One of my favorite scripture verses is Ephesians 1:17 where Paul prays that God would give us the Spirit of wisdom and revelation so that we may know him better. Many times I let my agenda dictate my actions. I know my heart breaks for the things that break God’s heart however many times I forget, no I ignore, my personal relationship for the tasks at hand. Could that be why Jesus said “the poor you will always have with you…” (Matt 26:11). The author clearly states the obvious that it is our relationship with God that defines us (p. 62) yet living in the tension of being and doing can be a struggle. I have to be intentional about this part of my life and thankfully I have a spouse and accountability partners that wants me to be a godly father, husband, friend and pastor.

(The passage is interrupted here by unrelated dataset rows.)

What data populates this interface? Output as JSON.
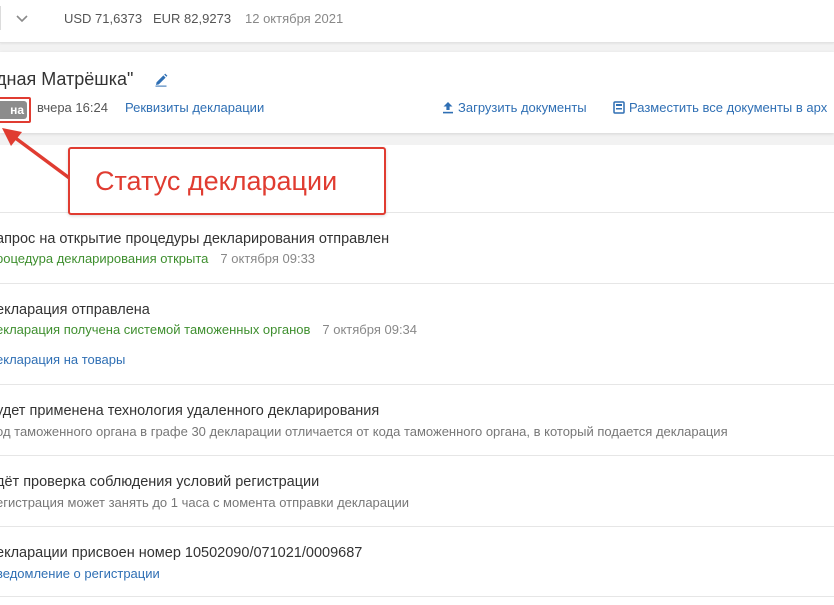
{
  "topbar": {
    "usd": "USD 71,6373",
    "eur": "EUR 82,9273",
    "date": "12 октября 2021"
  },
  "declaration": {
    "title": "дная Матрёшка\"",
    "status_label": "на",
    "time": "вчера 16:24",
    "requisites_link": "Реквизиты декларации",
    "upload_link": "Загрузить документы",
    "archive_link": "Разместить все документы в арх"
  },
  "annotation": {
    "label": "Статус декларации"
  },
  "events": [
    {
      "title": "апрос на открытие процедуры декларирования отправлен",
      "status": "роцедура декларирования открыта",
      "time": "7 октября 09:33"
    },
    {
      "title": "екларация отправлена",
      "status": "екларация получена системой таможенных органов",
      "time": "7 октября 09:34",
      "link": "екларация на товары"
    },
    {
      "title": "удет применена технология удаленного декларирования",
      "note": "од таможенного органа в графе 30 декларации отличается от кода таможенного органа, в который подается декларация"
    },
    {
      "title": "дёт проверка соблюдения условий регистрации",
      "note": "егистрация может занять до 1 часа с момента отправки декларации"
    },
    {
      "title": "екларации присвоен номер 10502090/071021/0009687",
      "link": "ведомление о регистрации"
    }
  ],
  "colors": {
    "accent_red": "#e03c31",
    "link_blue": "#2f6fb4",
    "success_green": "#3f8f2f",
    "status_gray": "#8c8c8c"
  },
  "icons": {
    "dropdown": "chevron-down-icon",
    "edit": "pencil-icon",
    "upload": "upload-icon",
    "archive": "archive-icon"
  }
}
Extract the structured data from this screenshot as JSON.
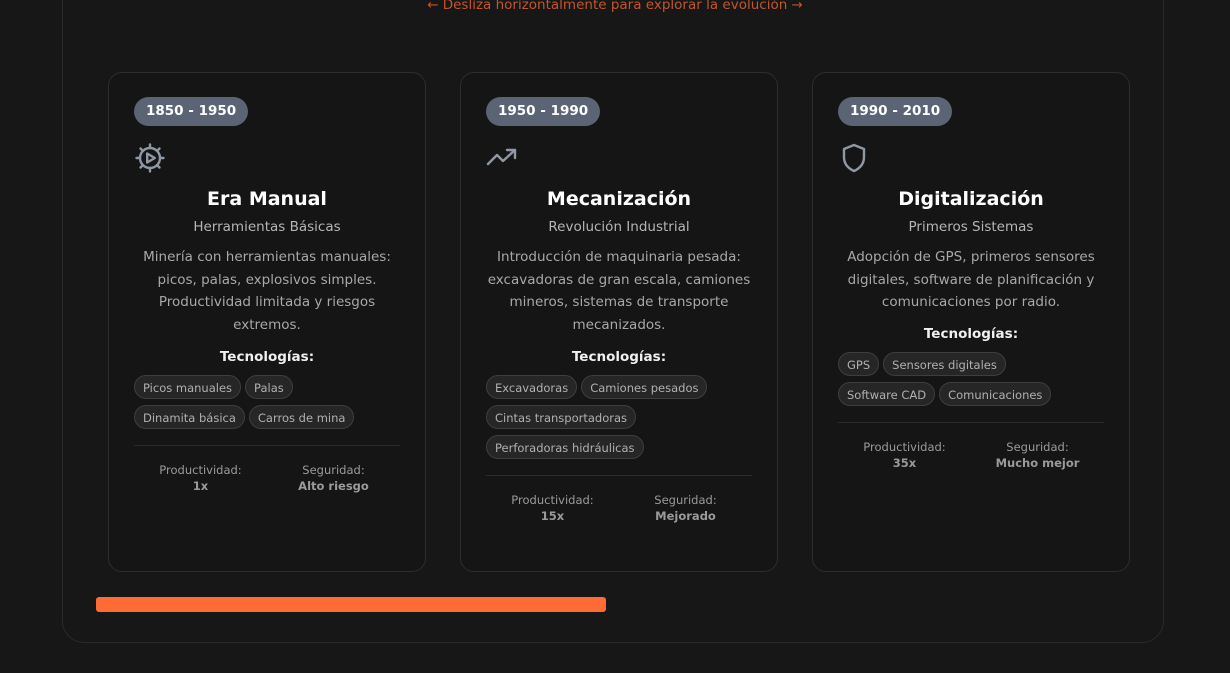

I have a joy in Christ and am comfortable with myself. I know God loves me and He has expressed that love in tangible and miraculous ways. I have heard gentle whispers and miracles that proclaim a God, who would move heaven and earth for me. I don’t have issues with surrender, self-acceptance, indwelling and mission however I now understand how they relate to the characteristics of the Trinity and my ministry. I also understand how having a proper Trinitarian theology makes sense in evaluating ministry. It makes you look to relationships with God and others as the litmus test to success. It speaks to community and each person fulfilling their role in God’s plan thus taking a lot of the burden off my shoulders and placing them on God’s shoulders, or rightly, on the shoulders of the fellowship. The Trinitarian theology will helps me to focus on the mission with the right heart.